### Information supplied

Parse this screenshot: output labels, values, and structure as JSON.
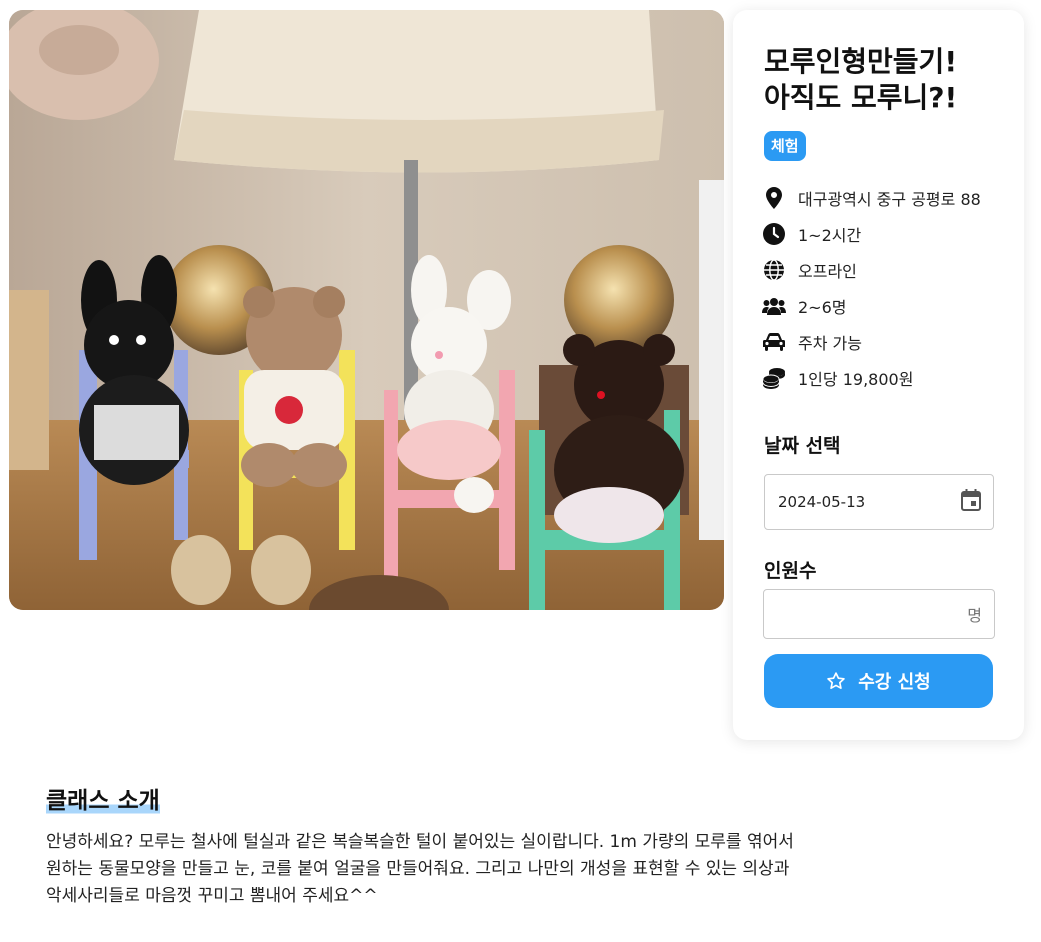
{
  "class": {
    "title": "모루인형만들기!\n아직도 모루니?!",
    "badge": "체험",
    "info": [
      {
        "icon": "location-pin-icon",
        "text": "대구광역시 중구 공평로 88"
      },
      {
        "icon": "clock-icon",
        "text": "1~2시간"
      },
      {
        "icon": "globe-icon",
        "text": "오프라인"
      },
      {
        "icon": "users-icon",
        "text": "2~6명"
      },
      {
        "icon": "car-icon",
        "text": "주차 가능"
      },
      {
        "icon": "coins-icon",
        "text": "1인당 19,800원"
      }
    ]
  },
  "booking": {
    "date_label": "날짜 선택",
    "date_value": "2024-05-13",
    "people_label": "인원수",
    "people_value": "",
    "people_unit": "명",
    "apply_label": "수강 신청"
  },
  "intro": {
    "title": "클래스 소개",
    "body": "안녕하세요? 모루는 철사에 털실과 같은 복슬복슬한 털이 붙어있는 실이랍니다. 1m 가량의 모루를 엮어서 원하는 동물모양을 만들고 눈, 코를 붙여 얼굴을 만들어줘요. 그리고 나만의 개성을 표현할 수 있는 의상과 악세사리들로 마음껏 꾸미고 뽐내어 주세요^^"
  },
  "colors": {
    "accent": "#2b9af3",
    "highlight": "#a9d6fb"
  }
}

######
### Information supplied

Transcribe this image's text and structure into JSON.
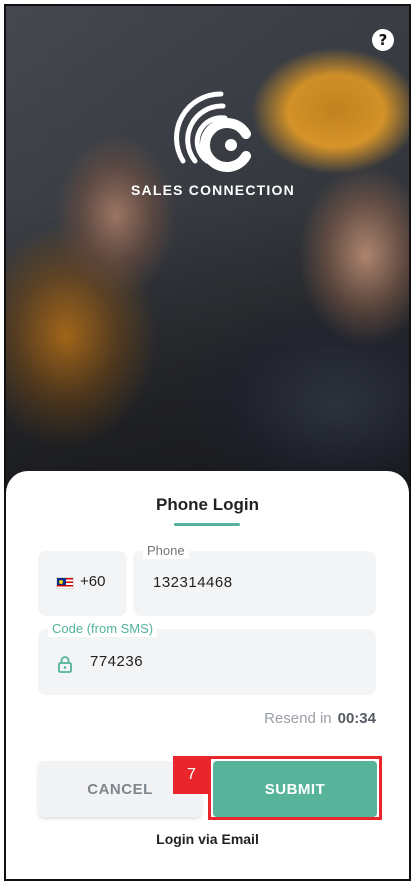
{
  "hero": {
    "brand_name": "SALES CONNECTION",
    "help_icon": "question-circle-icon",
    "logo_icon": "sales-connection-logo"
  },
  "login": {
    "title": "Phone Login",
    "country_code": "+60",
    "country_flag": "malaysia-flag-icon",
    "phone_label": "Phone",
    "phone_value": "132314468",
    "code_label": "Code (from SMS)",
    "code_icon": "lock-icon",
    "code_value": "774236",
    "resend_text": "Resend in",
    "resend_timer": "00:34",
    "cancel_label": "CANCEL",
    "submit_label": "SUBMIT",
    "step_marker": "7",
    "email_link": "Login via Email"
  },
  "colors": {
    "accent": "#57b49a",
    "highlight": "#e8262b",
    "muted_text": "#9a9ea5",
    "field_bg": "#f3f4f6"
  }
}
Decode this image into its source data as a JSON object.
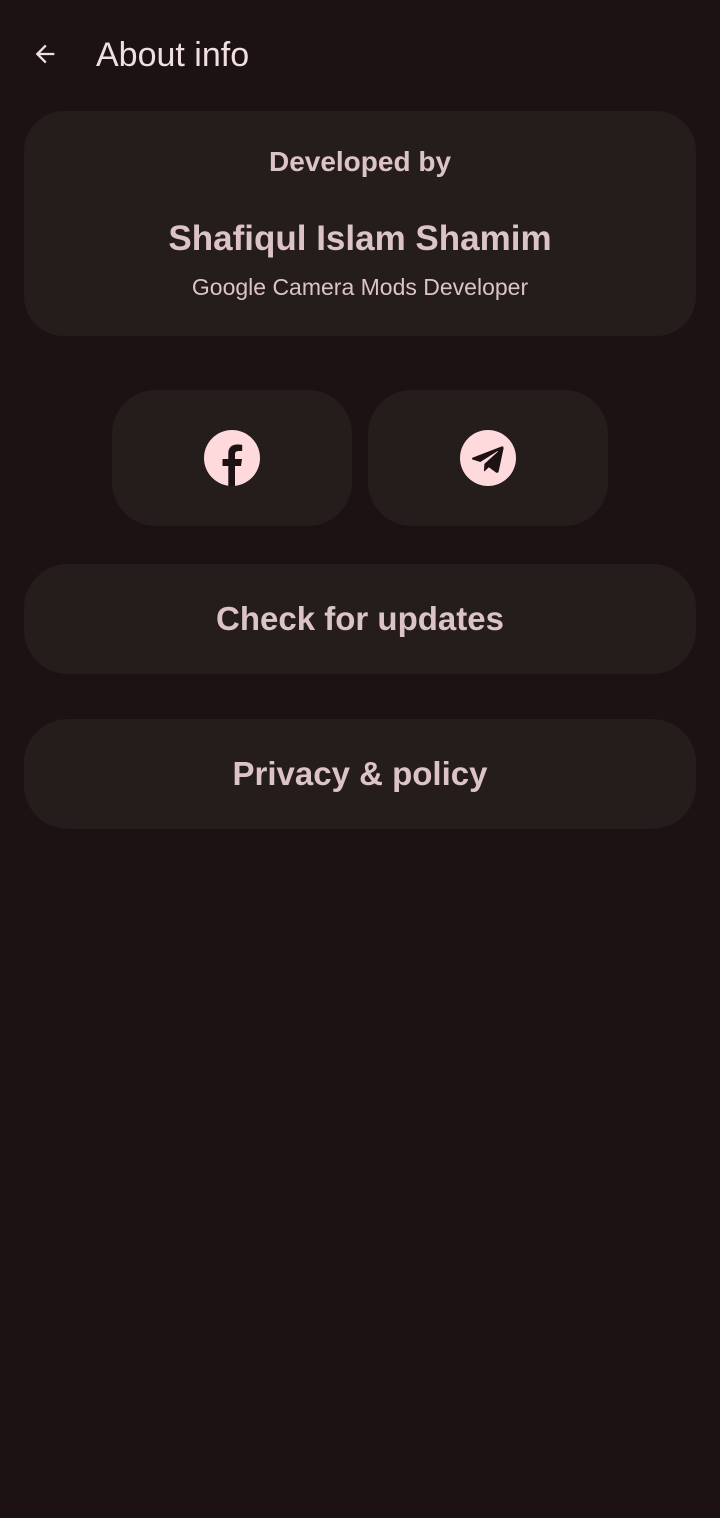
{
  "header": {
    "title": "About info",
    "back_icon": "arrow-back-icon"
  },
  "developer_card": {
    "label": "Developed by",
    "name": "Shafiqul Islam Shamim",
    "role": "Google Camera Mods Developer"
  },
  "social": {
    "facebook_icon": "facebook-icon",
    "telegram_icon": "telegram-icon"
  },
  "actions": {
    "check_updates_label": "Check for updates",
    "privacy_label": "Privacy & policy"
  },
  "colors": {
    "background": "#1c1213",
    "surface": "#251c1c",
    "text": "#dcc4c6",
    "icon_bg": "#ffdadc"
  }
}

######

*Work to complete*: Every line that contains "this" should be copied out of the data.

*Finished exercise*:
Parse this screenshot: output labels, values, and structure as JSON.
Transcribe this image's text and structure into JSON.
Decode this image into its source data as a JSON object.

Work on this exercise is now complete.